Almost a decade ago I described a scenario in which a perfectly valid IBGP topology could result in a permanent routing loop. While one wouldn’t expect to see such a scenario in a well designed network, it’s been known for ages1 that using BGP route reflectors could result in suboptimal forwarding.
Here’s a simple description of how that could happen:
- Multiple edge routers advertise the same prefix (IPv4, IPv6, or VPNv4).
- BGP route reflector (RR) receives all alternate BGP paths to that prefix, and selects one of them as the best one. When the BGP paths are too similar, it uses IGP cost to the BGP next hop2 as the tie breaker.
- The best path selected by the BGP RR is advertised to its clients.

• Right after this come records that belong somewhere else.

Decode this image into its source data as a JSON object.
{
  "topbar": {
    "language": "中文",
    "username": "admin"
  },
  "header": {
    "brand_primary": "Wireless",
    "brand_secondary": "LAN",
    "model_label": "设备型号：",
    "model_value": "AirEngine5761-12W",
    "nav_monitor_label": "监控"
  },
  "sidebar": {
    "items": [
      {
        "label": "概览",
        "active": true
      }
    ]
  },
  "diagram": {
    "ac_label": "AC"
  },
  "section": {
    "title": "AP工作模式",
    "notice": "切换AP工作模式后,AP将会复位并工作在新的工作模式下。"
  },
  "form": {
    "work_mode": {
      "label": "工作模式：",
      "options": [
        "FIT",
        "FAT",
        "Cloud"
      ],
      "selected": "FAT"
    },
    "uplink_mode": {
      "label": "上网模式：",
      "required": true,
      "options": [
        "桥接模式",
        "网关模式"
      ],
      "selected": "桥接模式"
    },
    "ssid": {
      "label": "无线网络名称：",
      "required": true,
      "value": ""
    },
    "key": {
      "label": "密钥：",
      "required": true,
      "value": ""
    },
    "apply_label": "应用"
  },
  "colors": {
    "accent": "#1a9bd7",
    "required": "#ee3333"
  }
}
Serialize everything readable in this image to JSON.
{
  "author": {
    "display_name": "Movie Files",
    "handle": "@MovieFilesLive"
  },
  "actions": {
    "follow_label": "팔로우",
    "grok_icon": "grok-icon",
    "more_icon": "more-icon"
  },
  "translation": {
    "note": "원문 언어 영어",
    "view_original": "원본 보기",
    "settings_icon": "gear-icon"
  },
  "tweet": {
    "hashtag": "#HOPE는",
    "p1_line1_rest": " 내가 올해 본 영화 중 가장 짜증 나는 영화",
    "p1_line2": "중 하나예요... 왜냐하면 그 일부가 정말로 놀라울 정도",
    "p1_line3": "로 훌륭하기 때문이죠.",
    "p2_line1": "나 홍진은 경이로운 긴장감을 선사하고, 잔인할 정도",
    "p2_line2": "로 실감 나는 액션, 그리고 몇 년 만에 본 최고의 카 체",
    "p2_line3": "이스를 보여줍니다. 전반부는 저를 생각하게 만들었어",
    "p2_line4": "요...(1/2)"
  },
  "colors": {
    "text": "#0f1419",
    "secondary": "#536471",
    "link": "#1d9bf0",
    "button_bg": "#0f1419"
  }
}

The challenge: RR clients might be better served using a different prefix (due to a different position in IGP topology), or could use multiple prefixes with identical IGP cost for IBGP multipathing.
We had a solution to that challenge for years: Advertisement of Multiple Paths in BGP (RFC 7911) aka BGP AddPath3, and it’s available in most modern BGP implementations… but the remaining flies in the ointment still bother some people:

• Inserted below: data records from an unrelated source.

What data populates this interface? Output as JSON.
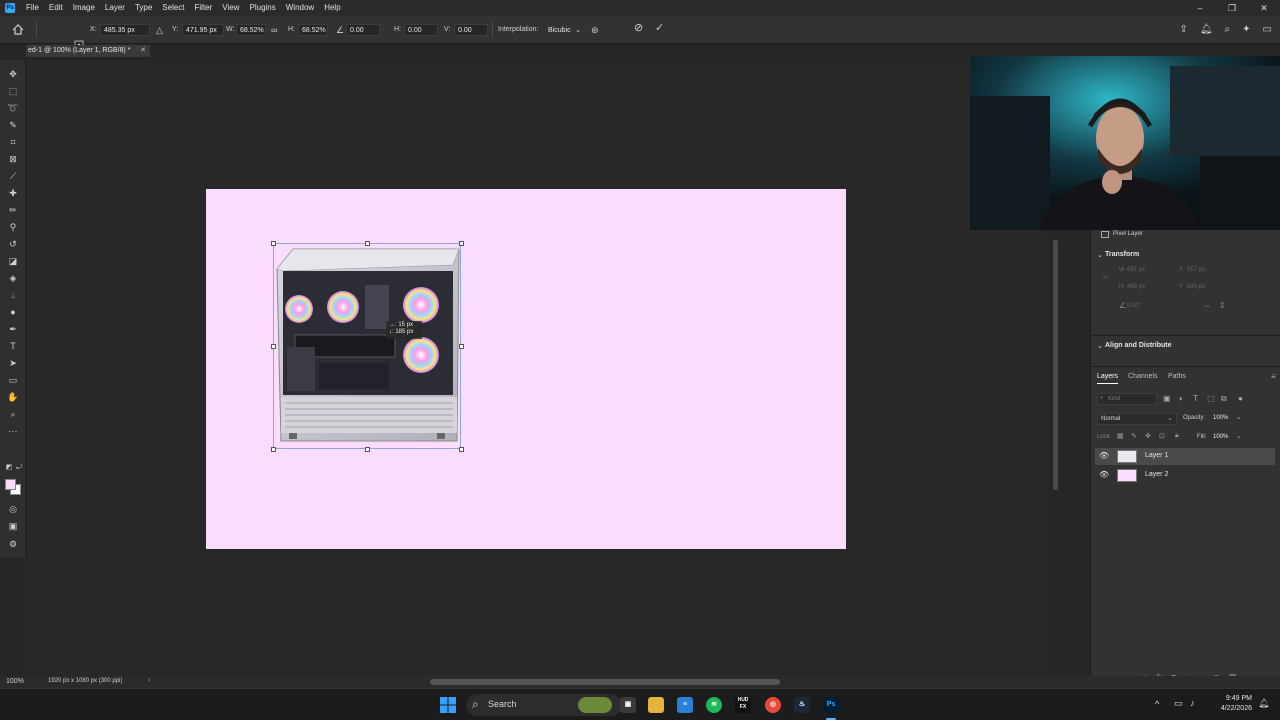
{
  "app": {
    "logo_text": "Ps",
    "menu": [
      "File",
      "Edit",
      "Image",
      "Layer",
      "Type",
      "Select",
      "Filter",
      "View",
      "Plugins",
      "Window",
      "Help"
    ],
    "window_controls": [
      "–",
      "❐",
      "✕"
    ]
  },
  "options_bar": {
    "x_label": "X:",
    "x_value": "485.35 px",
    "y_label": "Y:",
    "y_value": "471.95 px",
    "w_label": "W:",
    "w_value": "68.52%",
    "h_label": "H:",
    "h_value": "68.52%",
    "angle_value": "0.00",
    "hskew_label": "H:",
    "hskew_value": "0.00",
    "vskew_label": "V:",
    "vskew_value": "0.00",
    "interpolation_label": "Interpolation:",
    "interpolation_value": "Bicubic"
  },
  "document": {
    "tab_title": "ed-1 @ 100% (Layer 1, RGB/8) *",
    "canvas_color": "#fcdcfc"
  },
  "transform_tooltip": {
    "line1": "→: 15 px",
    "line2": "↓: 185 px"
  },
  "properties": {
    "layer_type": "Pixel Layer",
    "transform_title": "Transform",
    "w_label": "W",
    "w_value": "657 px",
    "x_label": "X",
    "x_value": "557 px",
    "h_label": "H",
    "h_value": "480 px",
    "y_label": "Y",
    "y_value": "540 px",
    "angle_value": "0.00°",
    "align_title": "Align and Distribute"
  },
  "layers_panel": {
    "tabs": [
      "Layers",
      "Channels",
      "Paths"
    ],
    "filter_placeholder": "Kind",
    "blend_mode": "Normal",
    "opacity_label": "Opacity:",
    "opacity_value": "100%",
    "lock_label": "Lock:",
    "fill_label": "Fill:",
    "fill_value": "100%",
    "layers": [
      {
        "name": "Layer 1",
        "selected": true
      },
      {
        "name": "Layer 2",
        "selected": false
      }
    ]
  },
  "status_bar": {
    "zoom": "100%",
    "doc_info": "1920 px x 1080 px (300 ppi)"
  },
  "taskbar": {
    "search_label": "Search",
    "time": "9:49 PM",
    "date": "4/22/2026",
    "hud_label": "HUD FX"
  }
}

- BGP RR clients receive more information than needed, resulting in memory- and CPU overhead.
- With most BGP AddPath implementations the operator can limit the number of alternate routes sent to the BGP RR clients… but what is the minimum number of alternate paths you need to get optimal end-to-end packet forwarding?

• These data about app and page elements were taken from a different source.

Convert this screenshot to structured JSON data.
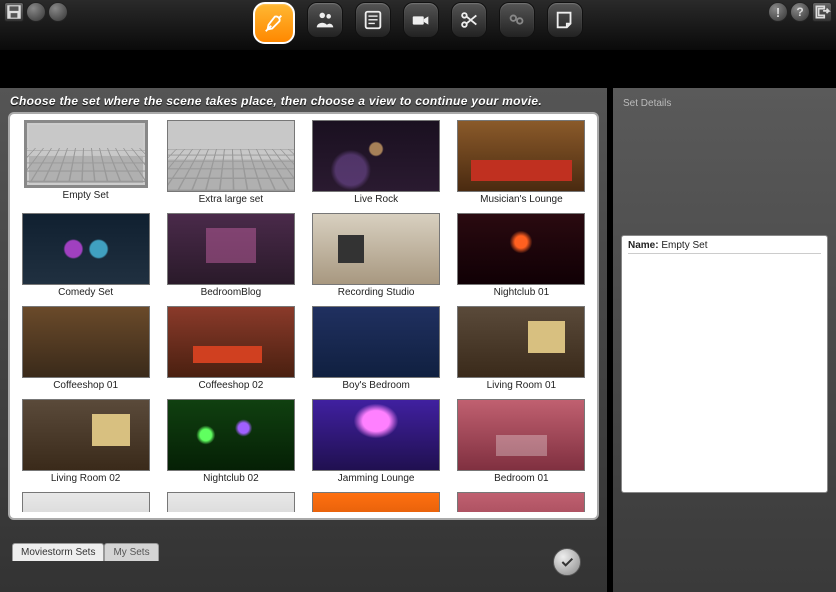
{
  "instruction": "Choose the set where the scene takes place, then choose a view to continue your movie.",
  "details_panel": {
    "title": "Set Details",
    "name_label": "Name:",
    "name_value": "Empty Set"
  },
  "tabs": [
    {
      "label": "Moviestorm Sets",
      "active": true
    },
    {
      "label": "My Sets",
      "active": false
    }
  ],
  "selected_set_index": 0,
  "sets": [
    {
      "label": "Empty Set",
      "thumb": "th-grid"
    },
    {
      "label": "Extra large set",
      "thumb": "th-grid"
    },
    {
      "label": "Live Rock",
      "thumb": "th-stage"
    },
    {
      "label": "Musician's Lounge",
      "thumb": "th-lounge"
    },
    {
      "label": "Comedy Set",
      "thumb": "th-comedy"
    },
    {
      "label": "BedroomBlog",
      "thumb": "th-bedroom"
    },
    {
      "label": "Recording Studio",
      "thumb": "th-studio"
    },
    {
      "label": "Nightclub 01",
      "thumb": "th-club"
    },
    {
      "label": "Coffeeshop 01",
      "thumb": "th-coffee"
    },
    {
      "label": "Coffeeshop 02",
      "thumb": "th-coffee2"
    },
    {
      "label": "Boy's Bedroom",
      "thumb": "th-boys"
    },
    {
      "label": "Living Room 01",
      "thumb": "th-living"
    },
    {
      "label": "Living Room 02",
      "thumb": "th-living"
    },
    {
      "label": "Nightclub 02",
      "thumb": "th-club2"
    },
    {
      "label": "Jamming Lounge",
      "thumb": "th-jam"
    },
    {
      "label": "Bedroom 01",
      "thumb": "th-pink"
    },
    {
      "label": "",
      "thumb": "th-white"
    },
    {
      "label": "",
      "thumb": "th-white"
    },
    {
      "label": "",
      "thumb": "th-orange"
    },
    {
      "label": "",
      "thumb": "th-pink"
    }
  ],
  "toolbar_icons": [
    "tools",
    "characters",
    "script",
    "camera",
    "cut",
    "effects",
    "notes"
  ],
  "help_icons": [
    "alert",
    "help",
    "exit"
  ]
}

As you might have expected: whenever there’s a niche challenge to be solved, there’s an IETF draft or RFC solving it (sometimes in five different ways). This time, it’s BGP Optimal Route Reflection (BGP ORR) (RFC 9107).
Here’s the CliffsNotes version of that idea: the BGP route reflector imagines how it must feel to be its client, selects the best BGP paths from its client perspective and sends them to the client.
Hope you got two questions while reading the previous sentence:
- Are the best BGP paths calculated for every client (and how much overhead would that generate)? Fortunately, the BGP ORR implementations are smarter than that, and allow you to configure groups of clients. Also, you need to run the client-specific calculations only for otherwise-identical paths where IGP cost is the tie breaker unless you want to support client-specific route selection policies – a morass into which we won’t look.
- How does the BGP RR know what it feels like to be a client? BGP RR and its clients could be part of the same link-state IGP area, or the RR clients could sent their topology information to the reflector via BGP-LS4
Has anyone implemented BGP ORR? I found IOS XR and Junos implementations, and someone has been promising to implement it in FRR for a year, so it might happen in not-too-distant future.
Is it useful? In theory, you could use it whenever a BGP RR is far enough outside of the optimal ingress-to-egress forwarding path5. In practice, I prefer structured network designs that can work without extra magic.
You might want to explore what these RFCs have to say on the subject:
- Border Gateway Protocol (BGP) Persistent Route Oscillation Condition (RFC 3345)
- Distribution of Diverse BGP Paths (RFC 6774)
- BGP Wedgies (RFC 4264)
I also covered the need for BGP AddPath in the BGP Multipath Basics video (part of Advanced Routing Protocol Topics section of How Networks Really Work webinar).
A handwaving catch-all phrase used when there’s no data to support the claim, or when the writer is too lazy to go into the details. ↩︎
Figuring out what happens if the BGP next hop is reachable through another BGP route is left as an exercise for the reader. ↩︎
Or you could use PE-specific route distinguishers in MPLS/VPN. EVPN is using the same approach. ↩︎
What else did you expect? IETF has a hammer for every nail. ↩︎
Cisco has also published a pretty good technical note explaining BGP ORR details and the alternatives (in-path BGP RR). ↩︎